By Fred Silva, Project Spurs Staff Writer
Everyone enjoys Manu Ginobili’s game. He has one of the most entertaining offensive packages in the league. He can slash into the paint and throw down a monster dunk, hit the contested three, thread the needle with a no-look pass, and has an impressive mid-range game. But what his entertainment value overshadows are his contributions to winning.
Ginobili spent most of last season playing through injuries or succumbing to them. In fact, he only played in 44 of the 82 regular season games. Despite this, the Spurs finished the regular season as the third seed in the West, while so many overlooked the impact an injured Ginobili had on the team. Many have assumed that even with a healthy Manu, the Spurs would have fallen well short of winning their fifth championship. After all, they did lose in the first round to the Mavs in only five games. Even today, Jason Terry continued to mouth off on the Colin Cowherd Show once again claiming not only are the Mavs better than the Spurs, but the Hornets are too. Hopefully this post will prove statistically just how good the Spurs were last year, and how much better they will be this year with a (hopefully) healthy Manu.
Including the playoffs, the Spurs were 32-12 when Manu played and 23-20 when he sat. This means they won 73% of the time with Manu, and only 53% without him. If you extend this to an 82 game season, which would be an estimate of the Spurs’ record if he never missed a game, the Spurs would have gone 60-22. If he missed the entire season, 44-38, which is the difference between getting the second seed in the West and missing the playoffs altogether (Phoenix finished 46-36). Doubters will point out that this estimate includes a lot of ‘ifs.’ This is true, however 44 games is not a small sample size. It’s not a fluke that with Ginobili, the Spurs were 32-12 and without him they were basically a .500 ball club.
Let’s take a deeper look at exactly why Manu is so vital to the Spurs. Coming off the bench, Ginobili carries the offense until Tony and Tim are inserted back into the game. Without Ginobili, we all know what happens — Spurs have no offense. This nearly always happens when Popovich rests Tim and Tony without the option of inserting Manu. It’s painful, I know. Without a healthy Manu, the ball handling responsibilities and offensive load fell to Roger Mason Jr., who is not a point guard or a playmaker. The Spurs signed him to make 40% of his wide-open threes, which were supposed to be created by the “Big Three”. The plan was not for Kurt Thomas to set four high screens on the three point line and have Mason fire a contested three off the dribble. This is why he struggled so much in the latter half of the season. We were not utilizing his strengths, we were emphasizing his weaknesses.

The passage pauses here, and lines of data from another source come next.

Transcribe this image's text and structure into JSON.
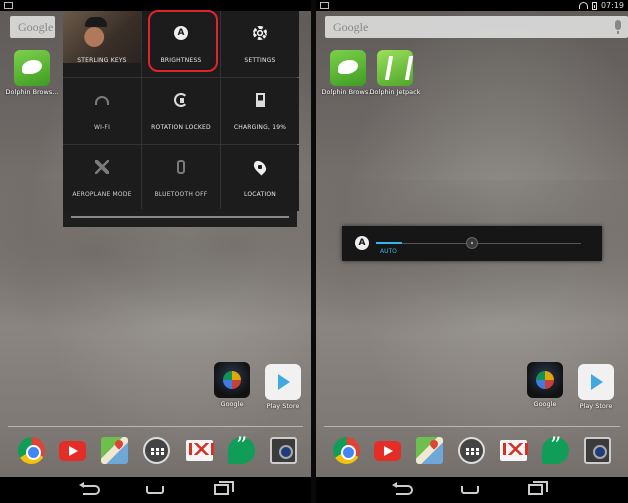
{
  "left_screen": {
    "search": {
      "logo_text": "Google"
    },
    "apps": [
      {
        "label": "Dolphin Brows..."
      }
    ],
    "quick_settings": {
      "tiles": [
        {
          "label": "STERLING KEYS",
          "icon": "user-photo"
        },
        {
          "label": "BRIGHTNESS",
          "icon": "brightness-auto-icon",
          "highlighted": true
        },
        {
          "label": "SETTINGS",
          "icon": "gear-icon"
        },
        {
          "label": "WI-FI",
          "icon": "wifi-icon"
        },
        {
          "label": "ROTATION LOCKED",
          "icon": "rotation-lock-icon"
        },
        {
          "label": "CHARGING, 19%",
          "icon": "battery-charging-icon"
        },
        {
          "label": "AEROPLANE MODE",
          "icon": "airplane-icon"
        },
        {
          "label": "BLUETOOTH OFF",
          "icon": "bluetooth-icon"
        },
        {
          "label": "LOCATION",
          "icon": "location-icon"
        }
      ],
      "highlight_color": "#e0232e"
    },
    "home_apps": [
      {
        "label": "Google"
      },
      {
        "label": "Play Store"
      }
    ]
  },
  "right_screen": {
    "status": {
      "time": "07:19"
    },
    "search": {
      "logo_text": "Google"
    },
    "apps": [
      {
        "label": "Dolphin Brows..."
      },
      {
        "label": "Dolphin Jetpack"
      }
    ],
    "brightness_dialog": {
      "auto_icon_letter": "A",
      "auto_label": "AUTO",
      "level_fraction": 0.47,
      "accent_color": "#33b5e5"
    },
    "home_apps": [
      {
        "label": "Google"
      },
      {
        "label": "Play Store"
      }
    ]
  },
  "dock": [
    "chrome-icon",
    "youtube-icon",
    "maps-icon",
    "app-drawer-icon",
    "gmail-icon",
    "hangouts-icon",
    "camera-icon"
  ],
  "nav": [
    "back-icon",
    "home-icon",
    "recent-apps-icon"
  ]
}
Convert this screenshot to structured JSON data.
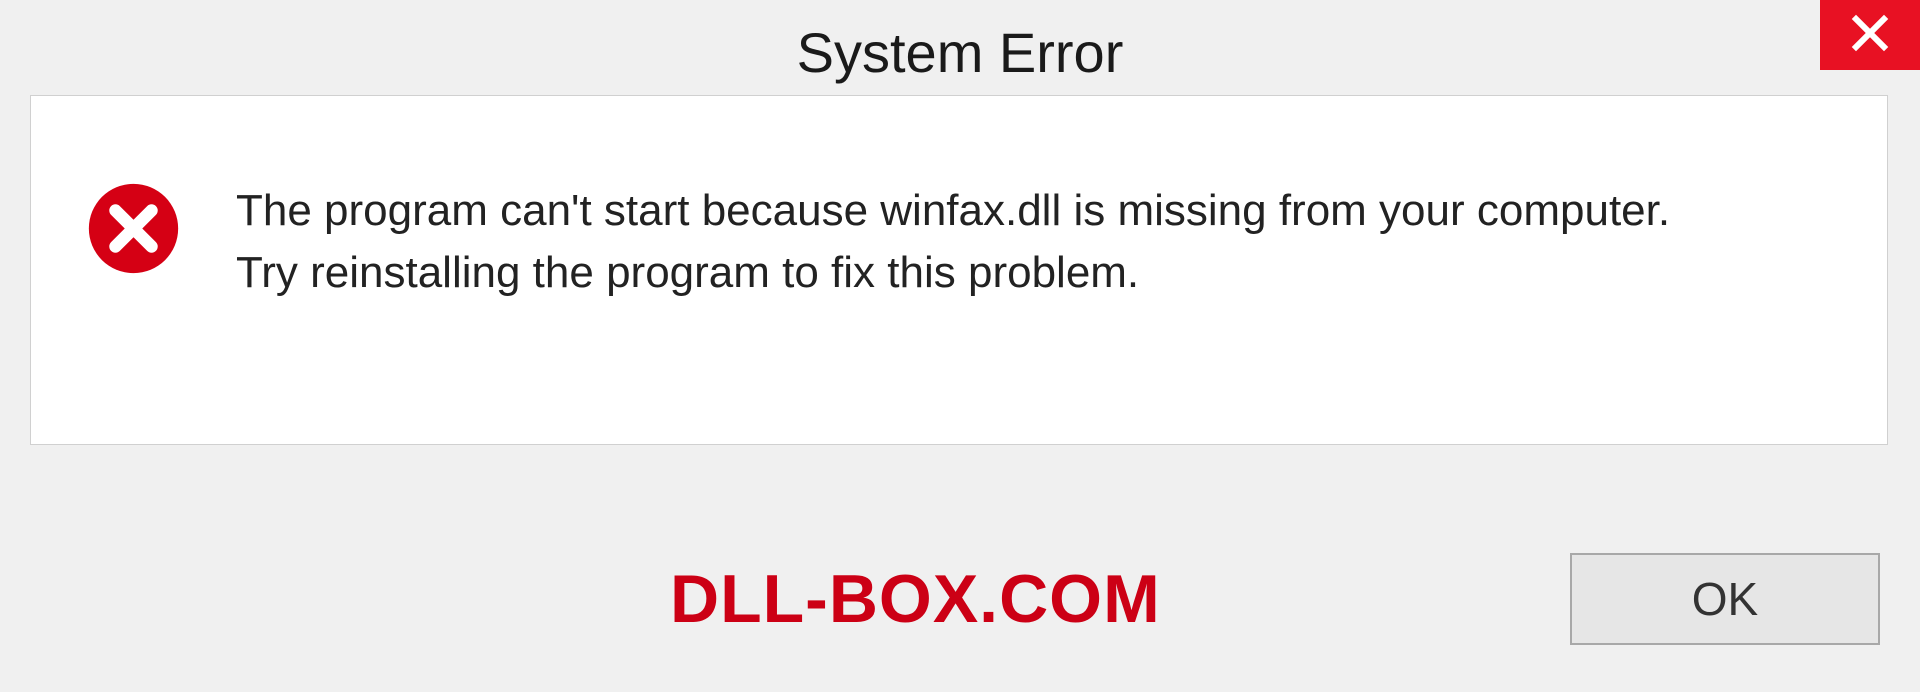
{
  "titlebar": {
    "title": "System Error"
  },
  "dialog": {
    "message_line1": "The program can't start because winfax.dll is missing from your computer.",
    "message_line2": "Try reinstalling the program to fix this problem."
  },
  "footer": {
    "watermark": "DLL-BOX.COM",
    "ok_label": "OK"
  },
  "colors": {
    "close_bg": "#e81123",
    "error_icon": "#d50014",
    "watermark": "#cc0015"
  }
}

In games Manu played, the Spurs averaged 99.5 ppg. When he sat, 93.7. The Spurs record when scoring over 98 ppg last season was 35-3. 35-3! Are you serious? Now that, my friends, is “The Ginobili Effect”. If you want to poke holes in this, you will most likely point out that 99.5 is simply an average. And since the Spurs were 32-12 with Manu and not something closer to 35-3, obviously when the Spurs won, they put up a ton of points and it skewed the data northward. Give me a second to explain why this happened. Ginobili was playing hurt and shaking off rust the entire year. He was nowhere close to 100%, however the nights he was feeling well the Spurs blew out their opponents. In the games that he struggled, the Spurs still scored more than when he was not playing at all. Need a few more stats to
swallow this final pill? The Spurs scored more than 109 points nine times last season. Manu played in seven of these, averaging 20.8ppg and 5.3apg, which are much higher than his season averages of 15.5ppg and 3.6 apg.
Now sit back and dream that we have a healthy Manu this season. Add an athletic 6-7 slashing shooting forward that makes 40% of his threes and I think you see where I’m going with this. 60+ wins next season is completely feasible if Manu can remain healthy, so get ready for a great season. You know I’ll be.
Fred Silva used data from www.basketball-reference.com